Smart manufacturing solution for machining application
Esprit is an example of a high-performance CAM system for CNC programming, optimisation and simulation, supporting any class of CNC machine via a common user interface and workflow. Using a digital twin of the CNC to simplify the programming process, this application Esprit delivers edit-free G-code. Combined with the company’s ability to solve workflow challenges with individually tailored automation solutions. Medical component manufacturers have integrated the company’s CAM software to solve many machining difficulties related to tight tolerance intervals, weak machines, and refractory materials. By default, they choose complex and high-accuracy machines to produce their components. In the real-world, Esprit CAM supports high-end, complex, and multi-tasking machines.
Higher levels of automation
Combining build preparation in the CAM environment is the first step on the journey to true computer-aided manufacturing using additive methods, enabling higher levels of automation and productivity. Such an approach brings several advantages to the manufacturing and machining process for medical components.
Eliminating human error and ensuring consistent quality

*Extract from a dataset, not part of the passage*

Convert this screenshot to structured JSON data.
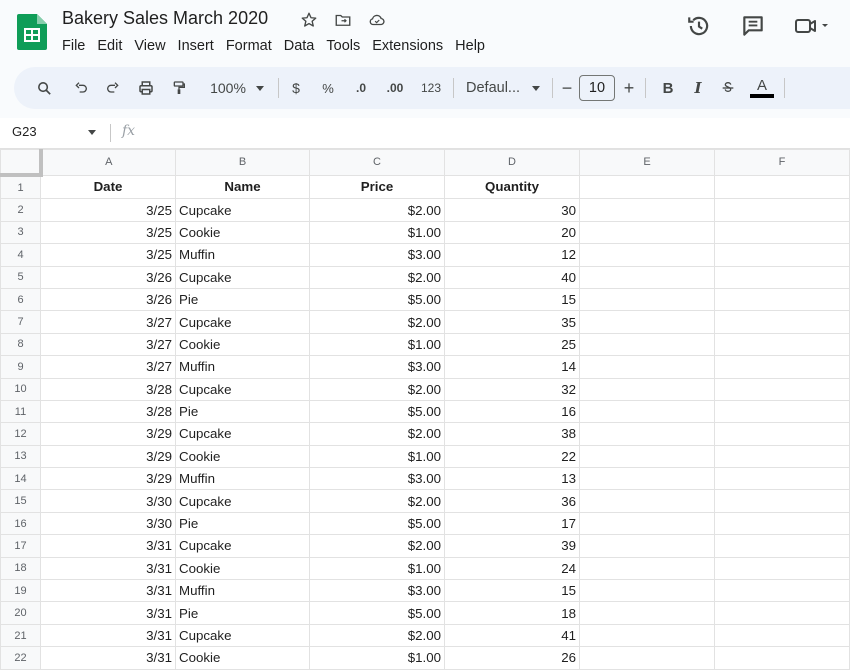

Eliminating operations can also help eliminate mistakes from human error. Also, since one can check the entire part for quality in complete dimensions instead of making guesses, the quality improves drastically since it eliminates mistakes made due to back-figuring dimensions that will be machined on a second or third operation. The application software offers post processors, which are built in the machine tool factory to test and eliminate any sort of errors in the post-processor which makes edit-free G-code with a higher confidence level of programming, it also eliminates unwanted dry run in the machine to test the G-code before cutting the component, altogether there is great savings of programming time, testing time using the software.

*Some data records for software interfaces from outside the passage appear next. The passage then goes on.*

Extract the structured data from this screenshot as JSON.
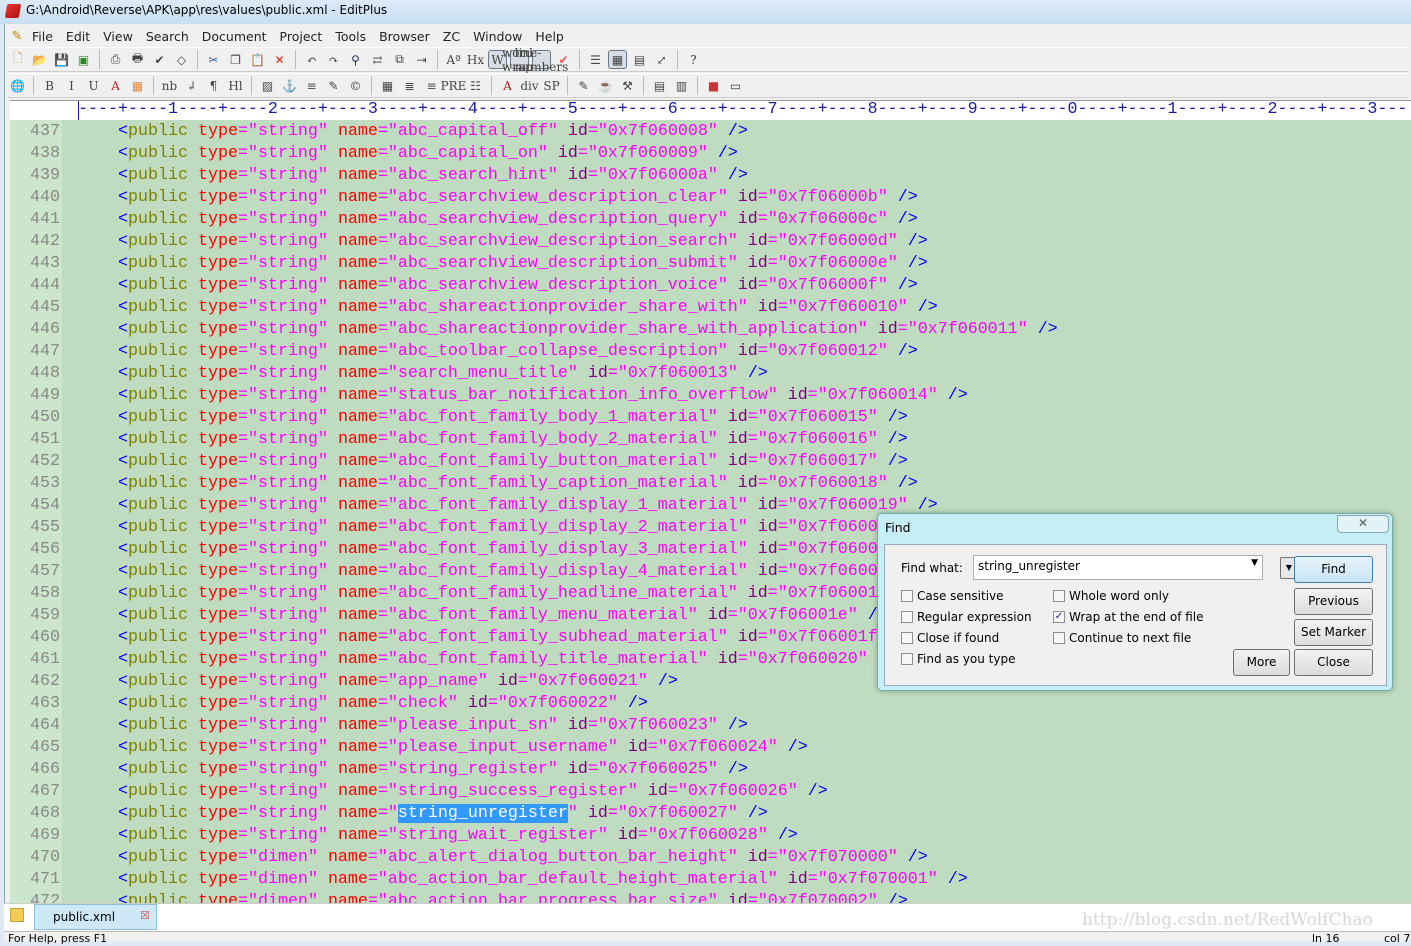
{
  "window": {
    "title": "G:\\Android\\Reverse\\APK\\app\\res\\values\\public.xml - EditPlus"
  },
  "menu": [
    "File",
    "Edit",
    "View",
    "Search",
    "Document",
    "Project",
    "Tools",
    "Browser",
    "ZC",
    "Window",
    "Help"
  ],
  "toolbar1": [
    "new-file",
    "open",
    "save",
    "save-all",
    "print-preview",
    "print",
    "spell-check",
    "browser-view",
    "cut",
    "copy",
    "paste",
    "delete",
    "undo",
    "redo",
    "find",
    "replace",
    "find-in-files",
    "go-to-line",
    "font",
    "Hx",
    "W",
    "word-wrap",
    "line-numbers",
    "check",
    "clip-window",
    "directory-window",
    "output-window",
    "full-screen",
    "help"
  ],
  "toolbar2": [
    "browser",
    "B",
    "I",
    "U",
    "A",
    "color",
    "nb",
    "↲",
    "¶",
    "Hl",
    "image",
    "anchor",
    "hr",
    "edit",
    "comment",
    "table",
    "align",
    "center",
    "PRE",
    "list",
    "font-tag",
    "div",
    "SP",
    "template",
    "coffee",
    "tools",
    "frame",
    "form",
    "color-picker",
    "window"
  ],
  "ruler": "----+----1----+----2----+----3----+----4----+----5----+----6----+----7----+----8----+----9----+----0----+----1----+----2----+----3---",
  "code": {
    "lines": [
      {
        "n": "437",
        "type": "string",
        "name": "abc_capital_off",
        "id": "0x7f060008"
      },
      {
        "n": "438",
        "type": "string",
        "name": "abc_capital_on",
        "id": "0x7f060009"
      },
      {
        "n": "439",
        "type": "string",
        "name": "abc_search_hint",
        "id": "0x7f06000a"
      },
      {
        "n": "440",
        "type": "string",
        "name": "abc_searchview_description_clear",
        "id": "0x7f06000b"
      },
      {
        "n": "441",
        "type": "string",
        "name": "abc_searchview_description_query",
        "id": "0x7f06000c"
      },
      {
        "n": "442",
        "type": "string",
        "name": "abc_searchview_description_search",
        "id": "0x7f06000d"
      },
      {
        "n": "443",
        "type": "string",
        "name": "abc_searchview_description_submit",
        "id": "0x7f06000e"
      },
      {
        "n": "444",
        "type": "string",
        "name": "abc_searchview_description_voice",
        "id": "0x7f06000f"
      },
      {
        "n": "445",
        "type": "string",
        "name": "abc_shareactionprovider_share_with",
        "id": "0x7f060010"
      },
      {
        "n": "446",
        "type": "string",
        "name": "abc_shareactionprovider_share_with_application",
        "id": "0x7f060011"
      },
      {
        "n": "447",
        "type": "string",
        "name": "abc_toolbar_collapse_description",
        "id": "0x7f060012"
      },
      {
        "n": "448",
        "type": "string",
        "name": "search_menu_title",
        "id": "0x7f060013"
      },
      {
        "n": "449",
        "type": "string",
        "name": "status_bar_notification_info_overflow",
        "id": "0x7f060014"
      },
      {
        "n": "450",
        "type": "string",
        "name": "abc_font_family_body_1_material",
        "id": "0x7f060015"
      },
      {
        "n": "451",
        "type": "string",
        "name": "abc_font_family_body_2_material",
        "id": "0x7f060016"
      },
      {
        "n": "452",
        "type": "string",
        "name": "abc_font_family_button_material",
        "id": "0x7f060017"
      },
      {
        "n": "453",
        "type": "string",
        "name": "abc_font_family_caption_material",
        "id": "0x7f060018"
      },
      {
        "n": "454",
        "type": "string",
        "name": "abc_font_family_display_1_material",
        "id": "0x7f060019"
      },
      {
        "n": "455",
        "type": "string",
        "name": "abc_font_family_display_2_material",
        "id": "0x7f0600"
      },
      {
        "n": "456",
        "type": "string",
        "name": "abc_font_family_display_3_material",
        "id": "0x7f0600"
      },
      {
        "n": "457",
        "type": "string",
        "name": "abc_font_family_display_4_material",
        "id": "0x7f0600"
      },
      {
        "n": "458",
        "type": "string",
        "name": "abc_font_family_headline_material",
        "id": "0x7f06001"
      },
      {
        "n": "459",
        "type": "string",
        "name": "abc_font_family_menu_material",
        "id": "0x7f06001e"
      },
      {
        "n": "460",
        "type": "string",
        "name": "abc_font_family_subhead_material",
        "id": "0x7f06001f"
      },
      {
        "n": "461",
        "type": "string",
        "name": "abc_font_family_title_material",
        "id": "0x7f060020"
      },
      {
        "n": "462",
        "type": "string",
        "name": "app_name",
        "id": "0x7f060021"
      },
      {
        "n": "463",
        "type": "string",
        "name": "check",
        "id": "0x7f060022"
      },
      {
        "n": "464",
        "type": "string",
        "name": "please_input_sn",
        "id": "0x7f060023"
      },
      {
        "n": "465",
        "type": "string",
        "name": "please_input_username",
        "id": "0x7f060024"
      },
      {
        "n": "466",
        "type": "string",
        "name": "string_register",
        "id": "0x7f060025"
      },
      {
        "n": "467",
        "type": "string",
        "name": "string_success_register",
        "id": "0x7f060026"
      },
      {
        "n": "468",
        "type": "string",
        "name": "string_unregister",
        "id": "0x7f060027",
        "selected": true
      },
      {
        "n": "469",
        "type": "string",
        "name": "string_wait_register",
        "id": "0x7f060028"
      },
      {
        "n": "470",
        "type": "dimen",
        "name": "abc_alert_dialog_button_bar_height",
        "id": "0x7f070000"
      },
      {
        "n": "471",
        "type": "dimen",
        "name": "abc_action_bar_default_height_material",
        "id": "0x7f070001"
      },
      {
        "n": "472",
        "type": "dimen",
        "name": "abc_action_bar_progress_bar_size",
        "id": "0x7f070002"
      }
    ]
  },
  "tabs": [
    {
      "label": "public.xml",
      "active": true
    }
  ],
  "watermark": "http://blog.csdn.net/RedWolfChao",
  "status": {
    "help": "For Help, press F1",
    "line": "ln 16",
    "col": "col 7"
  },
  "find_dialog": {
    "title": "Find",
    "close_glyph": "✕",
    "find_what_label": "Find what:",
    "find_what_value": "string_unregister",
    "options": [
      {
        "label": "Case sensitive",
        "checked": false
      },
      {
        "label": "Regular expression",
        "checked": false
      },
      {
        "label": "Close if found",
        "checked": false
      },
      {
        "label": "Find as you type",
        "checked": false
      },
      {
        "label": "Whole word only",
        "checked": false
      },
      {
        "label": "Wrap at the end of file",
        "checked": true
      },
      {
        "label": "Continue to next file",
        "checked": false
      }
    ],
    "buttons": {
      "find": "Find",
      "previous": "Previous",
      "set_marker": "Set Marker",
      "more": "More",
      "close": "Close"
    }
  },
  "colors": {
    "editor_bg": "#c0dcc0",
    "tag": "#0000ff",
    "element": "#808000",
    "attr": "#ff0000",
    "value": "#ff00ff",
    "id_attr": "#800080",
    "selection": "#3399ff"
  }
}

Efficient machining and improved turnaround time
Knowing that a program is done and correct before it goes to the machine helps ensure faster set-up times. Also, identifying areas that first need to be turned makes the machining much more efficient. At the same time, the elimination of manual calculation reduces the number of programs required to get the job done. The software’s powerful feature recognition tool offers an easy programming method to any user, which saves a lot of programming time.
Digital machine package allows toolpath verification
With software’s digital twin, machinists’ & programmers’ lives become easy with the virtual machine models, controller emulators, machine parameters, and post processors — the system delivers accurate simulation and machine-optimised G-code. Factory-developed post processors that produce edit-free G-code are available for your machine tools, allowing you to take full advantage of your machine tool investment. The company offers accurate cutting tools and machine tool simulation with a dynamic stock-aware toolpath that reduces the unwanted air passes offering the program highly optimised in the first go and keeping the machine concentrated for the product.
Ability to produce more complex parts
The powerful combination of machines and software can enable the machining of increasingly complex parts with tight tolerances. This frees up designers to design more complex parts since the software can accommodate all sorts of complex machines to support any complex design.
Competitive advantage with CAM software
With increasingly complex parts, success hinges on the ability to be versatile and deliver quality products on time. CAM software can help ensure that machines are leveraged to make parts that they are designed to make. This makes the manufacturing process smoother and gives them a competitive advantage.